Segment Open

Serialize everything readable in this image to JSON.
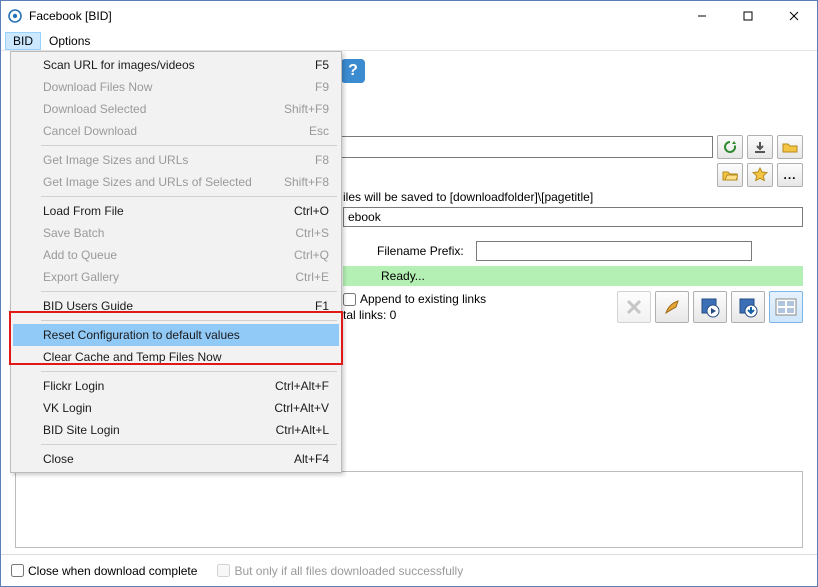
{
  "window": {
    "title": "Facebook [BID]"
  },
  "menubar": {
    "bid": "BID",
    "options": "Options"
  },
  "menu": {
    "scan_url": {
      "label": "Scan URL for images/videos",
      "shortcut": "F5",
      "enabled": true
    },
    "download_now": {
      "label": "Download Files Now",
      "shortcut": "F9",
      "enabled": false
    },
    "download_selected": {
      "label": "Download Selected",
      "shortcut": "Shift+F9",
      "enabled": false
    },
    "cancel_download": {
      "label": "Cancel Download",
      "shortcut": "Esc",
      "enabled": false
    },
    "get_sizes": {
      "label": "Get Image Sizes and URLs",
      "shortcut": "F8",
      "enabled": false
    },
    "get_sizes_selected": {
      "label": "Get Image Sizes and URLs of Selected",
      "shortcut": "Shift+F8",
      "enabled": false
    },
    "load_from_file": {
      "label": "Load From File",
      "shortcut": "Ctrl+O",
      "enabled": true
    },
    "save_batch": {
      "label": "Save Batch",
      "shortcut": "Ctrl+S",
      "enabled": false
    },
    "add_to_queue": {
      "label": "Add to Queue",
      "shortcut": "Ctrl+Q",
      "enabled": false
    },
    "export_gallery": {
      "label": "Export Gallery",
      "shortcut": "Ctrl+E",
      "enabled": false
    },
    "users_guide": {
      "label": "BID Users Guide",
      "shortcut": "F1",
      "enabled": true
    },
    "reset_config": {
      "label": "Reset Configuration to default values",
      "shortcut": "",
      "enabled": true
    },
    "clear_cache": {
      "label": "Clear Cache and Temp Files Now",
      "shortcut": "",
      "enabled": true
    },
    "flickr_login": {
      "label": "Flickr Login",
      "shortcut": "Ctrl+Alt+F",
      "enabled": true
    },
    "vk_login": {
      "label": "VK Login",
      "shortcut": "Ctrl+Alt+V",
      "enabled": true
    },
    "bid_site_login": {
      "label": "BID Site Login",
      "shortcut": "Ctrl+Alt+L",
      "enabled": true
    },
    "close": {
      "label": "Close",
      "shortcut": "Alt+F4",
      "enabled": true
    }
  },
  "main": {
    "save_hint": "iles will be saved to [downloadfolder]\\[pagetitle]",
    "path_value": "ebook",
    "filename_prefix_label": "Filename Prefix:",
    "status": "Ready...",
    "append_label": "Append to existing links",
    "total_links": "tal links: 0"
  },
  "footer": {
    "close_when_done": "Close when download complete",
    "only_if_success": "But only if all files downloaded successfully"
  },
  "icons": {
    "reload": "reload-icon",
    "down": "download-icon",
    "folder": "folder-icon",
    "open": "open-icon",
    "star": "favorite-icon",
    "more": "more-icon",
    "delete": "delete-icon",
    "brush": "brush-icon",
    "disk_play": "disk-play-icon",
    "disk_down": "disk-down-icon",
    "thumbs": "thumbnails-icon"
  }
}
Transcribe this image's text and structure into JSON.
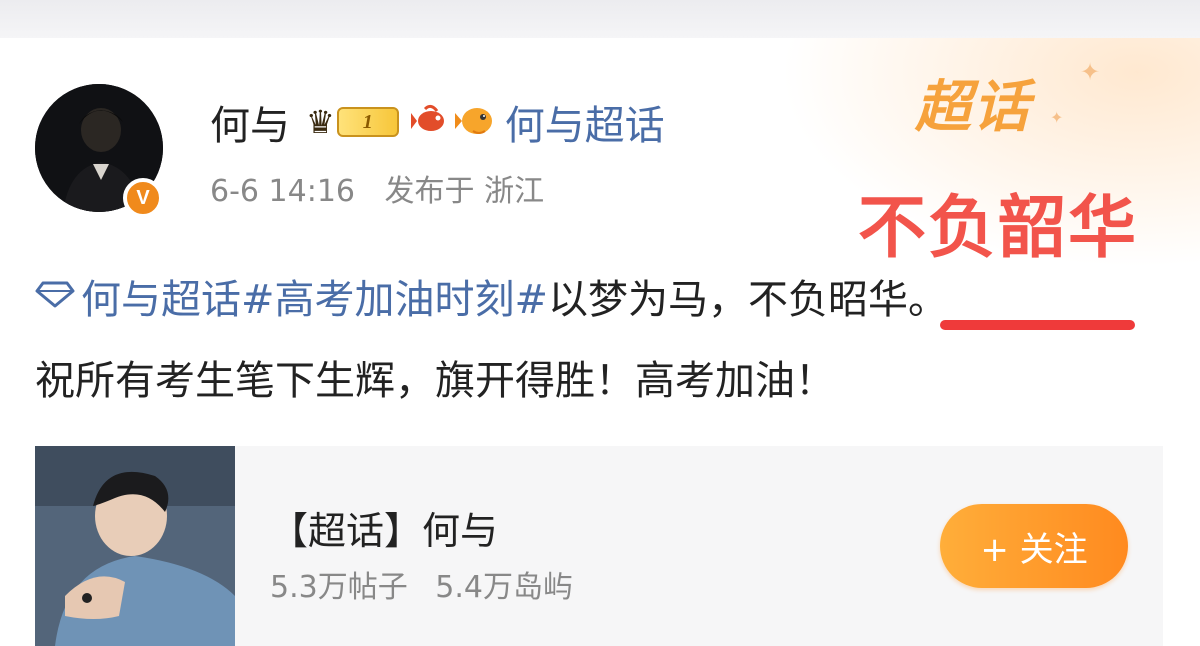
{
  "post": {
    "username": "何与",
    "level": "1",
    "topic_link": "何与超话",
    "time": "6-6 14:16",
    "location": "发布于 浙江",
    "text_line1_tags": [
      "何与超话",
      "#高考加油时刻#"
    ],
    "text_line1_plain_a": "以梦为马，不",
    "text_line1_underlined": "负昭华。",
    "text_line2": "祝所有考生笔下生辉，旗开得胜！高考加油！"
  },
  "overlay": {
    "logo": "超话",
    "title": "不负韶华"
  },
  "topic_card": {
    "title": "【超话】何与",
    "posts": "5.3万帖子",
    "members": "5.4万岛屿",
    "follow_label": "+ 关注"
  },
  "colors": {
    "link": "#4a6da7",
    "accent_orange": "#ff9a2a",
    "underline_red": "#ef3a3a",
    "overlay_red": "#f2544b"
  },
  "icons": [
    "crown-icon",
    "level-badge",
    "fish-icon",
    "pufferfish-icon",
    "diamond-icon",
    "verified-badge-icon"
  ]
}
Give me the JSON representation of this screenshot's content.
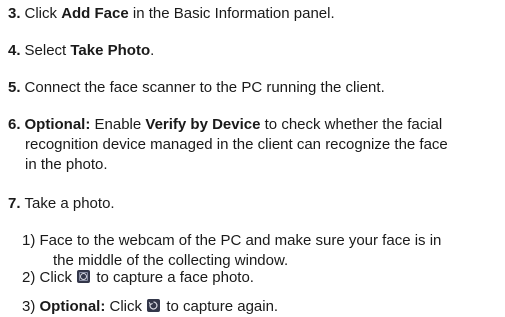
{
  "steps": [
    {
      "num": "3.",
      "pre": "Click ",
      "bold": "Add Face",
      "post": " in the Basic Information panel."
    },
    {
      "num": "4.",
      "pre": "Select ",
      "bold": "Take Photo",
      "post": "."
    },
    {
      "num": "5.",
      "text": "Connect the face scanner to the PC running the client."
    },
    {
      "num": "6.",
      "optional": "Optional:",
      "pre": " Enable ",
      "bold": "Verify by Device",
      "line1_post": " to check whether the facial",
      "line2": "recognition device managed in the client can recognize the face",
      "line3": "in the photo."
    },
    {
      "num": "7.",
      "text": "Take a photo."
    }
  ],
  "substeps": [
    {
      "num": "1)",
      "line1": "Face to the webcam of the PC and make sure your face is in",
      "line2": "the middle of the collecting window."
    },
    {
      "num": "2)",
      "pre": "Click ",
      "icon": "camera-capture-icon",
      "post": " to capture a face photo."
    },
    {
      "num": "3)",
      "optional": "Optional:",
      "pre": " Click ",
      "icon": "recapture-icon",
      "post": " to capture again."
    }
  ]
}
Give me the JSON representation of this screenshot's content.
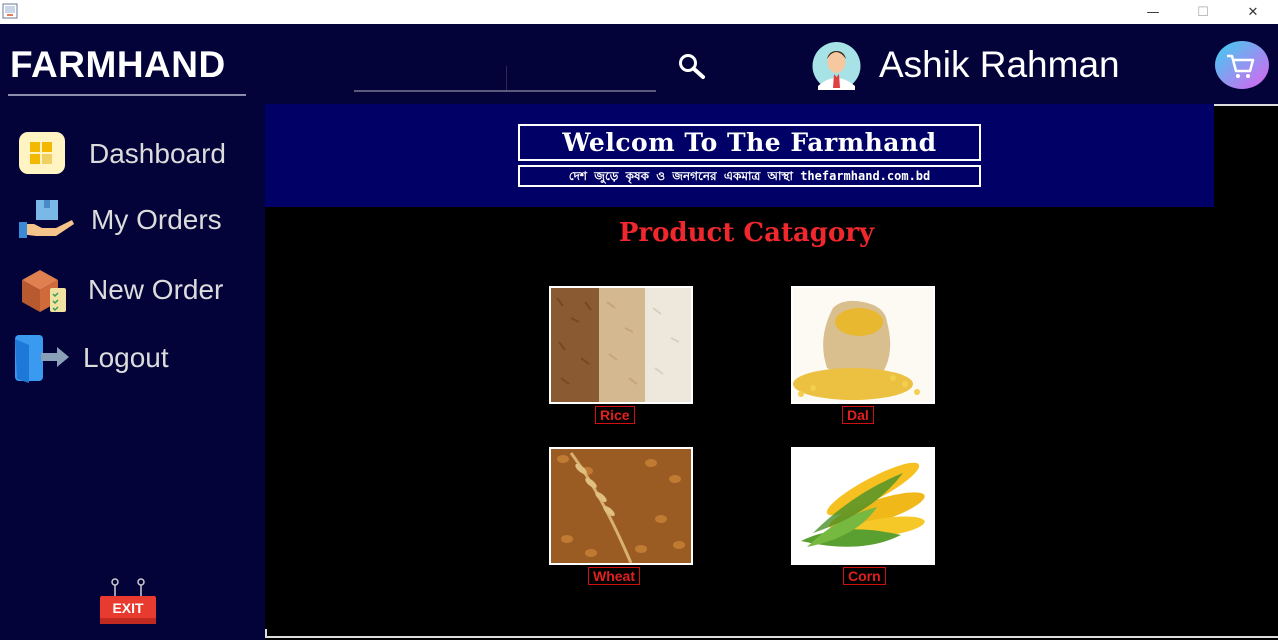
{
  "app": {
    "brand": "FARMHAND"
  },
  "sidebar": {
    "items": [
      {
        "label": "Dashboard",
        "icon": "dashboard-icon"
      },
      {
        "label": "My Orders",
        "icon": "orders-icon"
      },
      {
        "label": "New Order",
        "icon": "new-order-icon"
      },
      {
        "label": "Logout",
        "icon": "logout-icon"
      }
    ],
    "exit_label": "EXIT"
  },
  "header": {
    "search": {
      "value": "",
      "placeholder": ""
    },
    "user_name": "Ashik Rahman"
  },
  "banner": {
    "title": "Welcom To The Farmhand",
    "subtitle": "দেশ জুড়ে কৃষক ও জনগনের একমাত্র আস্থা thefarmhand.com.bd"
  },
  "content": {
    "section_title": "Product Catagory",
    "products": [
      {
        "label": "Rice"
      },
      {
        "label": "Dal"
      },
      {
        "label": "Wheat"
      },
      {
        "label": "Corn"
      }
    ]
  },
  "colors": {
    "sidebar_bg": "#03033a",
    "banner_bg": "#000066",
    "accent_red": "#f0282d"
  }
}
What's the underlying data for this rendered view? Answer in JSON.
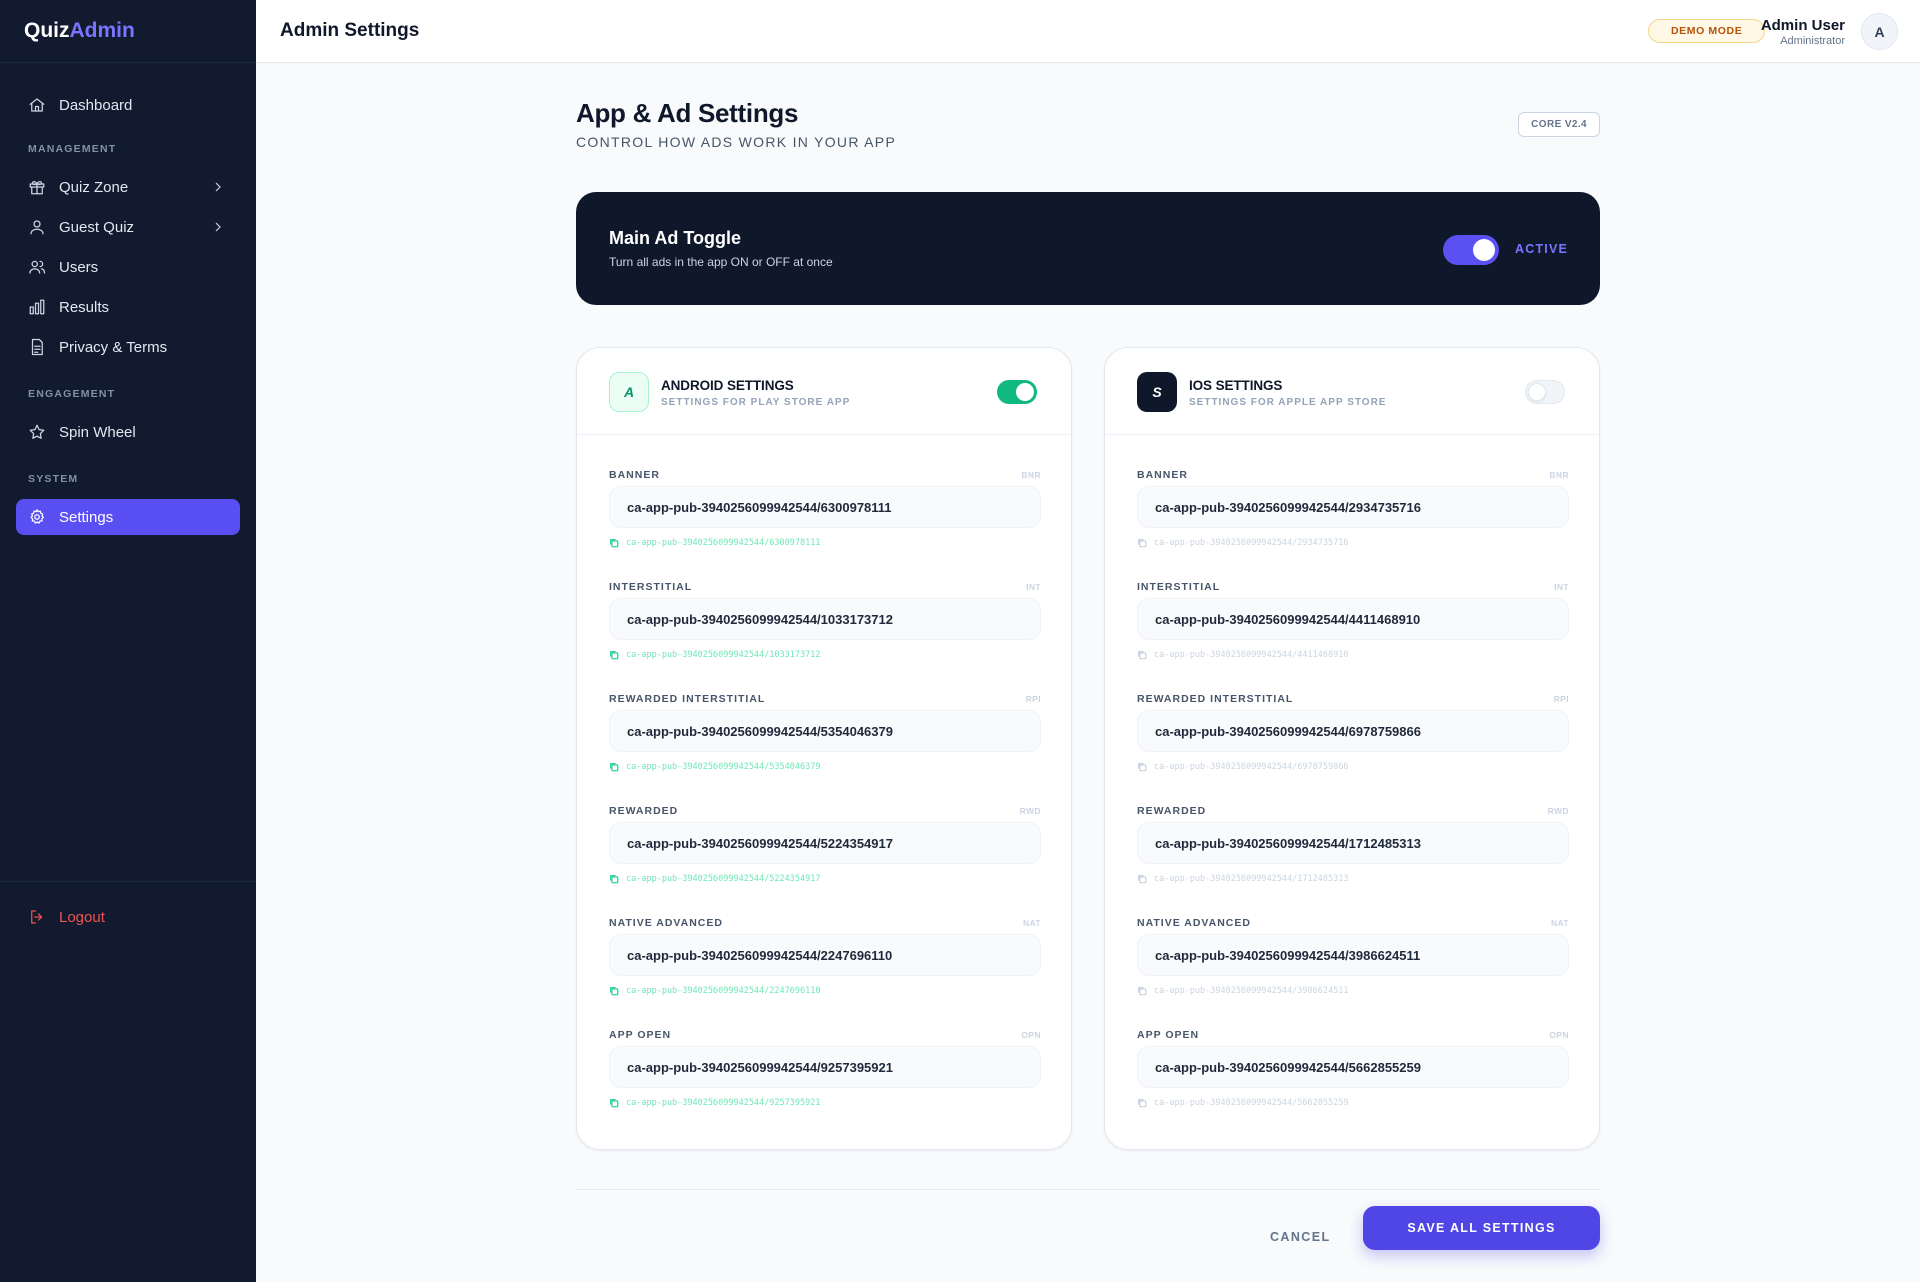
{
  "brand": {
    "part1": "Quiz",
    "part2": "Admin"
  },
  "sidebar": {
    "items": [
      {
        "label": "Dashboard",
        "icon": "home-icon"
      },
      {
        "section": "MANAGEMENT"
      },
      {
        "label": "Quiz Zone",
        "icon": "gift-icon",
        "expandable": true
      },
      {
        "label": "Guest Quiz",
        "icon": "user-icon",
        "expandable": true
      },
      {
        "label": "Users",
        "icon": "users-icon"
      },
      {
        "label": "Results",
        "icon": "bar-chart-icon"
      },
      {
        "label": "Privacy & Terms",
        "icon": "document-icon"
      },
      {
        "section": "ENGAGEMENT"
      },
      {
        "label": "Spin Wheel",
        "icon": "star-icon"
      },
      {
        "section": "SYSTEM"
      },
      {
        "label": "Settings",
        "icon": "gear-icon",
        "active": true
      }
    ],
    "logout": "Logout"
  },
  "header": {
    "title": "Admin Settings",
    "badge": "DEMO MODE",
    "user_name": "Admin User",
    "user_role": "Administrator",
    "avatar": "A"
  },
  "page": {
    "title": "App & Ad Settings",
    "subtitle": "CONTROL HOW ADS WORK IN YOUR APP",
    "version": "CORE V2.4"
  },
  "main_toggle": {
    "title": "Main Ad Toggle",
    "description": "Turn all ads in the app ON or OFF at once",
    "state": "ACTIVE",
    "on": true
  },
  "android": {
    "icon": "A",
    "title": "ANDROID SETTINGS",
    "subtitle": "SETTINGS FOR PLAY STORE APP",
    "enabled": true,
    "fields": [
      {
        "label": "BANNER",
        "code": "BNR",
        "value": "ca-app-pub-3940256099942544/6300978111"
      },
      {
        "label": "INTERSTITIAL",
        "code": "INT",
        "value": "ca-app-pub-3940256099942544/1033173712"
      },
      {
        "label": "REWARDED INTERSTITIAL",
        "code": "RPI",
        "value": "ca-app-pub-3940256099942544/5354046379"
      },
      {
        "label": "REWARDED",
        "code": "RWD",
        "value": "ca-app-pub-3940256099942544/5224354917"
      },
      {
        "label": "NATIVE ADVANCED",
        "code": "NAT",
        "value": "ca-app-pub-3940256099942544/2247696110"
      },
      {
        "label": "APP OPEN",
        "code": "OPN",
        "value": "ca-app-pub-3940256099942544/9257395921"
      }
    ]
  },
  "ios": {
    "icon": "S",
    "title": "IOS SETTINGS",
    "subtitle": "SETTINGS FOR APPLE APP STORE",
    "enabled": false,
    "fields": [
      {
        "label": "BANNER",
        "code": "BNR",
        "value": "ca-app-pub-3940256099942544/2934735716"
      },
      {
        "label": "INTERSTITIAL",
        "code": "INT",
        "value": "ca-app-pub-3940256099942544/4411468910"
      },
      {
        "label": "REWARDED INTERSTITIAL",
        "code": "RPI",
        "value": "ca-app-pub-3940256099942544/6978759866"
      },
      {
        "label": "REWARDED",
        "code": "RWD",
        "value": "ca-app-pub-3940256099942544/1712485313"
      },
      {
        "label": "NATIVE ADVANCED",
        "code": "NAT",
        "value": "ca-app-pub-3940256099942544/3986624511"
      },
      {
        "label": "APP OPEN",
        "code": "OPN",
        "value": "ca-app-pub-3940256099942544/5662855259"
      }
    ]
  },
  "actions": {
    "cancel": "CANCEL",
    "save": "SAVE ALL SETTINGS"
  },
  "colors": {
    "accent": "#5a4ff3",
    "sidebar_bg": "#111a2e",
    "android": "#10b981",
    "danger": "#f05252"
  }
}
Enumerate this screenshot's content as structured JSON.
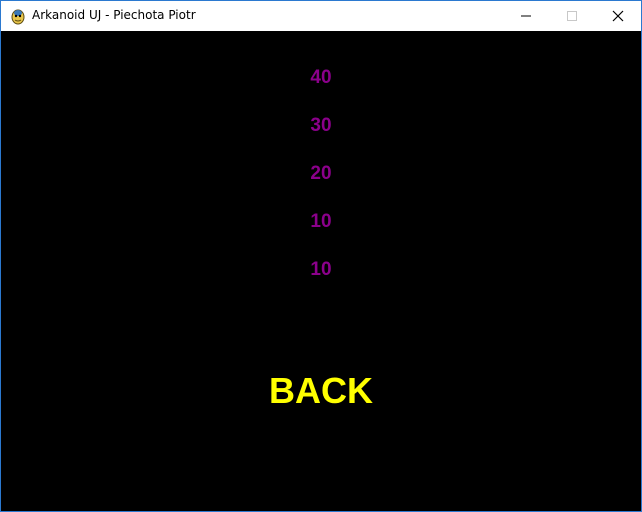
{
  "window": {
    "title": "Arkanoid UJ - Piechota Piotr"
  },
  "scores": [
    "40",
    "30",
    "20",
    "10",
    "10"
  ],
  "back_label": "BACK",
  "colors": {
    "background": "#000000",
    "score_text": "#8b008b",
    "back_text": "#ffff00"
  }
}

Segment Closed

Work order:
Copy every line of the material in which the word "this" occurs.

Task output:
Serialize everything readable in this image to JSON.
Transcribe this image's text and structure into JSON.
Give me the JSON representation of this screenshot's content.
Give me the JSON representation of this screenshot's content.
What's the underlying data for this rendered view? Answer in JSON.
Enumerate this screenshot's content as structured JSON.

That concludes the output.